> [Aim of the exercise] Collect every line in the records below that contains the word "Autodesk".

Stored entries:
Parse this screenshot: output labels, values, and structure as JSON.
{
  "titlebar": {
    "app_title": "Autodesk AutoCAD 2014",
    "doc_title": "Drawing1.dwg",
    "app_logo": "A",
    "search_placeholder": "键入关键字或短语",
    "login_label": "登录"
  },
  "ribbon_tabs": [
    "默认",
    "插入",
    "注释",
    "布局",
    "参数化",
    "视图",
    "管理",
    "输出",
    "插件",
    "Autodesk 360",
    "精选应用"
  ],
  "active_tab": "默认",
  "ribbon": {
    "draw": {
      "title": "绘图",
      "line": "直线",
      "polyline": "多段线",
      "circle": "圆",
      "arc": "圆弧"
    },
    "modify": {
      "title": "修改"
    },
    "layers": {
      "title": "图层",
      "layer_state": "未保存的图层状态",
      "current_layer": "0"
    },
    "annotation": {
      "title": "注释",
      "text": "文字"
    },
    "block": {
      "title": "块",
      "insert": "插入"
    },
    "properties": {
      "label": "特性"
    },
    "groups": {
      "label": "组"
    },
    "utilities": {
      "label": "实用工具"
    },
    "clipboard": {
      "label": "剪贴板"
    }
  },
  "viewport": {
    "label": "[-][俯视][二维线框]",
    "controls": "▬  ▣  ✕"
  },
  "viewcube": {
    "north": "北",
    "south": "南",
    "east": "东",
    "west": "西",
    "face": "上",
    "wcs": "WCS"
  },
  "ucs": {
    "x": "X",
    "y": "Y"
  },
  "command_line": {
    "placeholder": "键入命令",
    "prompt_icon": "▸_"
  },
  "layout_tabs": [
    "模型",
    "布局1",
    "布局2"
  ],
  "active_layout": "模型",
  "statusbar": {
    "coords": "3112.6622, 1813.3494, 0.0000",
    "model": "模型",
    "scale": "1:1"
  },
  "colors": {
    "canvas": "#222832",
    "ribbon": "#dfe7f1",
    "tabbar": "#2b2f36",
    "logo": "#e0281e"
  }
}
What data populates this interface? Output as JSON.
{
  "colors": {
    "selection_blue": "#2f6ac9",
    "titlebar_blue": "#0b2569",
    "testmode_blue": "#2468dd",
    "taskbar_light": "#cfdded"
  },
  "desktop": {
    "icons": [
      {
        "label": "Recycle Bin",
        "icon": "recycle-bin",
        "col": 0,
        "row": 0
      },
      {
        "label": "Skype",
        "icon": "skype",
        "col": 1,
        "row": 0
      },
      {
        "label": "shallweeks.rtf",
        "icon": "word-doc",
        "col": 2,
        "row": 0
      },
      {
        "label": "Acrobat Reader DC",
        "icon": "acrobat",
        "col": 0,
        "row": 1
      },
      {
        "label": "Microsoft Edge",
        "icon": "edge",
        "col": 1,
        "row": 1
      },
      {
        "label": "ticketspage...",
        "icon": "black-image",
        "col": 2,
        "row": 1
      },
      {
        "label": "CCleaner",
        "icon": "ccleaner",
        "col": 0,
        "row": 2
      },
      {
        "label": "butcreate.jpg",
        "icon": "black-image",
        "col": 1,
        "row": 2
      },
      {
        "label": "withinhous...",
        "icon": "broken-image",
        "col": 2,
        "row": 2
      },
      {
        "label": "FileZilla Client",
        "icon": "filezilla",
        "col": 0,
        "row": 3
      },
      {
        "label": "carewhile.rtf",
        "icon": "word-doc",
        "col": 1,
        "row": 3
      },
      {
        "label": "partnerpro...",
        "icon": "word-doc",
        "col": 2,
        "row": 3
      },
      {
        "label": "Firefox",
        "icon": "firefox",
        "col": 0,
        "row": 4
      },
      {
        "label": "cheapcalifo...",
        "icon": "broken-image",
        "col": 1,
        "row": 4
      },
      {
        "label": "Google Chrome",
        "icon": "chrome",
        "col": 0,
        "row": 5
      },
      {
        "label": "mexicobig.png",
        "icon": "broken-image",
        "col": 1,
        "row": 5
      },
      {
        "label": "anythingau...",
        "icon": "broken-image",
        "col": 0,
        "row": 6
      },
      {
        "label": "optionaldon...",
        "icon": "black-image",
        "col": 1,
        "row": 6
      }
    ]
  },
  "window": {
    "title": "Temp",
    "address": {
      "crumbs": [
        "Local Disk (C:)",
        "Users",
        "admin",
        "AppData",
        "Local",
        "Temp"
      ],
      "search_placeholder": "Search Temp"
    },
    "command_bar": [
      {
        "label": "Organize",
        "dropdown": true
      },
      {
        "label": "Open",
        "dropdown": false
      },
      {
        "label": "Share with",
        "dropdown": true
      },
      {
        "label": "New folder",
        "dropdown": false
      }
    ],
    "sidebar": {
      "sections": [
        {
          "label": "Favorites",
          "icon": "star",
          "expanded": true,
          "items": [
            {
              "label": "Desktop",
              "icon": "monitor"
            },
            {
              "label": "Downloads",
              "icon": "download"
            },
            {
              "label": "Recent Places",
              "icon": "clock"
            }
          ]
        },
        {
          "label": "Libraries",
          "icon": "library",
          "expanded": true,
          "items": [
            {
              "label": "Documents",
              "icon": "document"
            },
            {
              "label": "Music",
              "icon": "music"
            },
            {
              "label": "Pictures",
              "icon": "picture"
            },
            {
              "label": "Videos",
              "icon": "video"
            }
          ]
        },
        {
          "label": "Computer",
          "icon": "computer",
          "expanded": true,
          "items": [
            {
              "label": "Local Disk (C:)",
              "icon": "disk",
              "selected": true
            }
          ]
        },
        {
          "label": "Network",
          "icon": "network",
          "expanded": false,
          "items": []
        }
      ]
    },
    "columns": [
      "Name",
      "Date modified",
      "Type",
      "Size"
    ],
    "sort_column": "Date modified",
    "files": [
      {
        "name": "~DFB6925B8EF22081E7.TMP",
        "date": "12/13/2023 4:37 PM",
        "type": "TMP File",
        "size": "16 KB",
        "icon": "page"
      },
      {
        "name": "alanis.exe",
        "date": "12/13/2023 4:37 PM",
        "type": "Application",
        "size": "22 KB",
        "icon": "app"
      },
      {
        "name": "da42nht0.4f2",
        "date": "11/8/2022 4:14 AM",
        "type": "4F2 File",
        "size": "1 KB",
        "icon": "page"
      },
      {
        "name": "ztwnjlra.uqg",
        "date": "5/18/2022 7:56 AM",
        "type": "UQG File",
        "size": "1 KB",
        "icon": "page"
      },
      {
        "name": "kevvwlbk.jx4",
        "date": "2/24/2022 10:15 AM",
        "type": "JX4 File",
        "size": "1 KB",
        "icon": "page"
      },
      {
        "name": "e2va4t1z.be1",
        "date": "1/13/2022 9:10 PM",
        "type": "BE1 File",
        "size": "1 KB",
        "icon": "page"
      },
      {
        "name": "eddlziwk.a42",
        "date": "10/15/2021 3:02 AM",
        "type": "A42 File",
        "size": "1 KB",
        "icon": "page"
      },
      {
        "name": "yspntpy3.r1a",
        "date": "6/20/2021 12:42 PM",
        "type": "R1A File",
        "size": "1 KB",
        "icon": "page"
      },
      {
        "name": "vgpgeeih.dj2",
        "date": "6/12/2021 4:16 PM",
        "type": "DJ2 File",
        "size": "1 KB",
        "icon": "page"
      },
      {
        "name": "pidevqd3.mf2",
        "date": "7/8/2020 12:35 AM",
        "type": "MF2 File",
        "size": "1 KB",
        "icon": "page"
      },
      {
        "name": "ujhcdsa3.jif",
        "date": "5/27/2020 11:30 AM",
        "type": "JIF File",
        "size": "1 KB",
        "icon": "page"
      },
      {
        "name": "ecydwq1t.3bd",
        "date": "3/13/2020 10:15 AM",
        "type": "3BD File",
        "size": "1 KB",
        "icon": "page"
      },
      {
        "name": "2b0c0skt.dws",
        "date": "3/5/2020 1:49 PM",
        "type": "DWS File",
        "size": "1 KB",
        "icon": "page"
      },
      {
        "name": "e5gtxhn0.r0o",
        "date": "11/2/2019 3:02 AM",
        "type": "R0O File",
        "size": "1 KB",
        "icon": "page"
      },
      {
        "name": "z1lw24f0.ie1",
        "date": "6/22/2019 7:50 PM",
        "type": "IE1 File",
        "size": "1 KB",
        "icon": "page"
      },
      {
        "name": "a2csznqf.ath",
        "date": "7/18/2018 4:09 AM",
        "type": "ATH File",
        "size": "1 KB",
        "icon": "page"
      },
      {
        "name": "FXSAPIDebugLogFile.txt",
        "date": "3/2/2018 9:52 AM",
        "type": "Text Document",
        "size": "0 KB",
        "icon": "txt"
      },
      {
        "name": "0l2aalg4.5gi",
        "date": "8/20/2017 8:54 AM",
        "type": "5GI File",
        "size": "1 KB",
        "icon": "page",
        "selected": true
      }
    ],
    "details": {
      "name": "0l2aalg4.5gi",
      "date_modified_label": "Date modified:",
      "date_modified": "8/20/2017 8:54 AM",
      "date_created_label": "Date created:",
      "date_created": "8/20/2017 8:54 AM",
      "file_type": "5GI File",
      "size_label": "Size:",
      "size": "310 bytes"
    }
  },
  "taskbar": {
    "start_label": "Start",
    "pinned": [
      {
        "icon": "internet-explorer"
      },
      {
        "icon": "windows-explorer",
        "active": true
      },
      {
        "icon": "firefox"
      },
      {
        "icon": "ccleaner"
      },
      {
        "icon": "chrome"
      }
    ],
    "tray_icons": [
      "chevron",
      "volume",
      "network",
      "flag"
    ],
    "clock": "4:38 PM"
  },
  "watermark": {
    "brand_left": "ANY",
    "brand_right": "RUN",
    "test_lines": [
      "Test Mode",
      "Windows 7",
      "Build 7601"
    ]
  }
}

> [Problem solution]
    "app_title": "Autodesk AutoCAD 2014",
    "Autodesk 360",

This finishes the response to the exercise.